Sweeping aside a competing friendly bid for Savanna Energy Services by Western Energy Services, Total Energy Services appears to have succeeded in its hostile takeover of Savanna, setting the stage for a combined entity that will be Canada’s second-largest driller.
Over the last approximately two and a half weeks since Savanna and Western announced their proposed transaction, Total has progressively acquired more and more of Savanna’s outstanding shares, ultimately reaching a majority 51.6 percent last week.
"On the acquisition of over 50 percent of the outstanding Savanna shares, an event of default occurs under Savanna's first and second lien credit facilities," Savanna said in a statement on Monday.
"Savanna is in discussions with its lenders with respect to the impact of the event of default and expects the lenders will not immediately take steps with respect to the default."
Under Canadian Securities law, Total has extended its takeover bid for another 10 days, until April 7, to allow Savanna shareholders to tender to its offer.
“We expect there will be pretty solid support for the Total/Savanna combination now that we’re the largest majority shareholder,” Total CEO Daniel Halyk told JWN.
Western and its board of directors are “understandably disappointed with the outcome” of the bid, the company said in a press release.
Total’s unsolicited acquisition of Savanna has seen its share of drama since the company announced its bid intention on Nov. 23, 2016. It twice raised its offer while fending off the competing friendly bid, while Savanna's management and board reiterated its support for the "superior" Western offer and “unanimous rejection” of Total’s offer.
Numerous statements have been made on both sides, including Total being referred to as “increasingly petulant,” and concerns raised about the company’s ability to run the business, which Total says are unfounded.
Total on the other hand said that a Western/Savanna combination would be highly indebted and questioned the track record of both companies’ management groups.

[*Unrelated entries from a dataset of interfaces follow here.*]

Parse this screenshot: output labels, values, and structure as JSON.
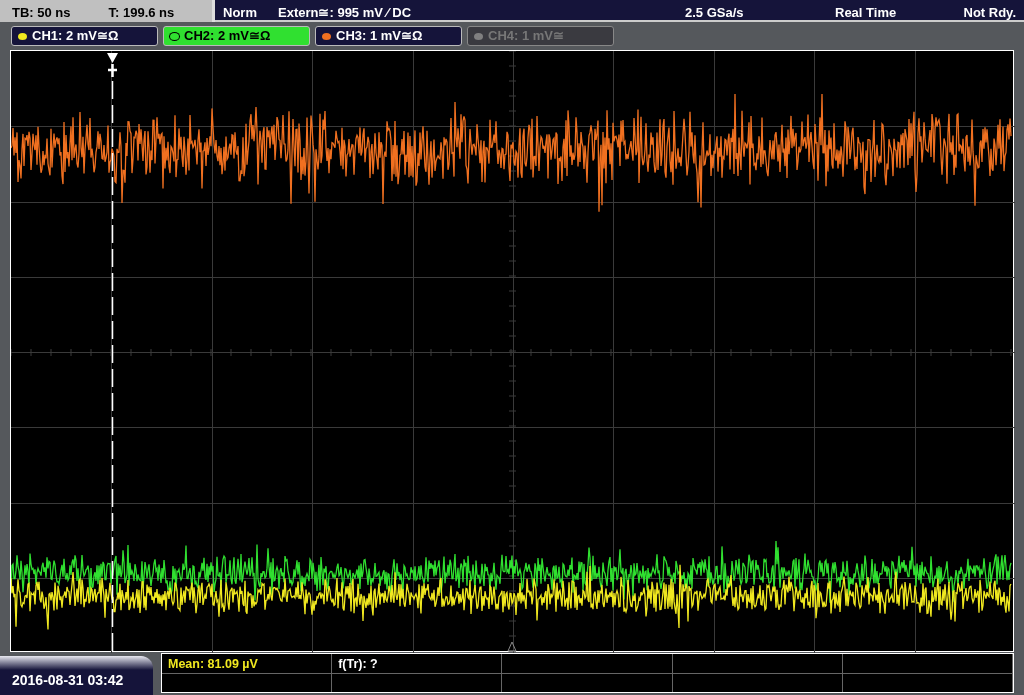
{
  "status_bar": {
    "timebase": "TB: 50 ns",
    "trigger_time": "T: 199.6 ns",
    "mode": "Norm",
    "trigger_source": "Extern≅: 995 mV ⁄ DC",
    "sample_rate": "2.5 GSa/s",
    "acquisition": "Real Time",
    "state": "Not Rdy."
  },
  "channels": [
    {
      "label": "CH1: 2 mV≅Ω",
      "color": "#f0e820",
      "selected": false,
      "enabled": true
    },
    {
      "label": "CH2: 2 mV≅Ω",
      "color": "#30e030",
      "selected": true,
      "enabled": true
    },
    {
      "label": "CH3: 1 mV≅Ω",
      "color": "#f07020",
      "selected": false,
      "enabled": true
    },
    {
      "label": "CH4: 1 mV≅",
      "color": "#808080",
      "selected": false,
      "enabled": false
    }
  ],
  "timestamp": "2016-08-31 03:42",
  "measurements": [
    {
      "text": "Mean: 81.09 µV",
      "color": "#f0e820"
    },
    {
      "text": "f(Tr): ?",
      "color": "#ffffff"
    }
  ]
}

“At times, it got...entertaining,” Halyk concedes.
He also expressed a measure of frustration with what he referred to as “fake news” around Western Energy’s seemingly generous bid for Savanna, offering 0.85 of a Western common share and payment of $0.21 cash for each Savanna common share.
“What Savanna shareholders get when they tender to our offer is 0.13 of a Total share, plus 20 cents cash. The big, sophisticated Savanna shareholders get it. That's why a majority tendered to our offer. What’s unfortunate is that ‘fake news’ confuses retail shareholders who don’t have the sophistication or advice that these big firms do,” Halyk said.
He added that he plans to contact Savanna in order to initiate “cooperative and constructive engagement.”
“It’s in everyone’s interest for Savanna to engage with us and make the integration smooth and efficient and as quick as possible,” he said.
“I’ve spoken to a lot of directors and officers of Savanna and I can tell you that the general sense is that they are excited about this. We have a strong company. We have a rock-solid balance sheet. It’s good for both companies. The industry needs to consolidate. We had to push it unfortunately, but we’re excited about the future.”